**Exercise:** Copy all of the records word for word.

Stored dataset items
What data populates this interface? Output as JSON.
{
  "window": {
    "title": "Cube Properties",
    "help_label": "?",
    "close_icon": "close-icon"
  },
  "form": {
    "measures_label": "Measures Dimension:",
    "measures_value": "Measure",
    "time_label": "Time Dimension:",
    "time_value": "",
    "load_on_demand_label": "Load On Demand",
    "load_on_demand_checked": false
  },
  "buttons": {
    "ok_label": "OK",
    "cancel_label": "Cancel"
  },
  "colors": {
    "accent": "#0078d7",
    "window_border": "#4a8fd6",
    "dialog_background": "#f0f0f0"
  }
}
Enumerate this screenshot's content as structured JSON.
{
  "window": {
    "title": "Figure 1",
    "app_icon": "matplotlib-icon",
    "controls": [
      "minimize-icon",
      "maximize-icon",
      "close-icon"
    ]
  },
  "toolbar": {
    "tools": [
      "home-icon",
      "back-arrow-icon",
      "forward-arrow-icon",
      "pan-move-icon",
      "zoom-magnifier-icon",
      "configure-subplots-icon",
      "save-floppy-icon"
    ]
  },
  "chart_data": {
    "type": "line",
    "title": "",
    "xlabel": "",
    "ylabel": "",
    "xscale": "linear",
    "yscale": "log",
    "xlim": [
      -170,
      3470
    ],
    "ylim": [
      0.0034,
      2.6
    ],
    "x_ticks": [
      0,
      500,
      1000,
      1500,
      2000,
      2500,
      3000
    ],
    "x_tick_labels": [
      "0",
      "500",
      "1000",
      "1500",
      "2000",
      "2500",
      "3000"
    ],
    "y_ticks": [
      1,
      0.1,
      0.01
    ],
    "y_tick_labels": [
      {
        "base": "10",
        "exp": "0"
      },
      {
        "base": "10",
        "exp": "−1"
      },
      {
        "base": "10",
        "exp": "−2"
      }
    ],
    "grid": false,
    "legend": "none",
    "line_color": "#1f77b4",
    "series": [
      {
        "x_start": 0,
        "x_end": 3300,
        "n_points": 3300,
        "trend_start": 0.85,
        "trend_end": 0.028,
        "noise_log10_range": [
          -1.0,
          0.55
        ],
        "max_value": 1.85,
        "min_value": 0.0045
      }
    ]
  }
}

**Response:**
What data populates this interface? Output as JSON.
{
  "window": {
    "title": "Cube Properties",
    "help_label": "?",
    "close_icon": "close-icon"
  },
  "form": {
    "measures_label": "Measures Dimension:",
    "measures_value": "Measure",
    "time_label": "Time Dimension:",
    "time_value": "",
    "load_on_demand_label": "Load On Demand",
    "load_on_demand_checked": false
  },
  "buttons": {
    "ok_label": "OK",
    "cancel_label": "Cancel"
  },
  "colors": {
    "accent": "#0078d7",
    "window_border": "#4a8fd6",
    "dialog_background": "#f0f0f0"
  }
}
Enumerate this screenshot's content as structured JSON.
{
  "window": {
    "title": "Figure 1",
    "app_icon": "matplotlib-icon",
    "controls": [
      "minimize-icon",
      "maximize-icon",
      "close-icon"
    ]
  },
  "toolbar": {
    "tools": [
      "home-icon",
      "back-arrow-icon",
      "forward-arrow-icon",
      "pan-move-icon",
      "zoom-magnifier-icon",
      "configure-subplots-icon",
      "save-floppy-icon"
    ]
  },
  "chart_data": {
    "type": "line",
    "title": "",
    "xlabel": "",
    "ylabel": "",
    "xscale": "linear",
    "yscale": "log",
    "xlim": [
      -170,
      3470
    ],
    "ylim": [
      0.0034,
      2.6
    ],
    "x_ticks": [
      0,
      500,
      1000,
      1500,
      2000,
      2500,
      3000
    ],
    "x_tick_labels": [
      "0",
      "500",
      "1000",
      "1500",
      "2000",
      "2500",
      "3000"
    ],
    "y_ticks": [
      1,
      0.1,
      0.01
    ],
    "y_tick_labels": [
      {
        "base": "10",
        "exp": "0"
      },
      {
        "base": "10",
        "exp": "−1"
      },
      {
        "base": "10",
        "exp": "−2"
      }
    ],
    "grid": false,
    "legend": "none",
    "line_color": "#1f77b4",
    "series": [
      {
        "x_start": 0,
        "x_end": 3300,
        "n_points": 3300,
        "trend_start": 0.85,
        "trend_end": 0.028,
        "noise_log10_range": [
          -1.0,
          0.55
        ],
        "max_value": 1.85,
        "min_value": 0.0045
      }
    ]
  }
}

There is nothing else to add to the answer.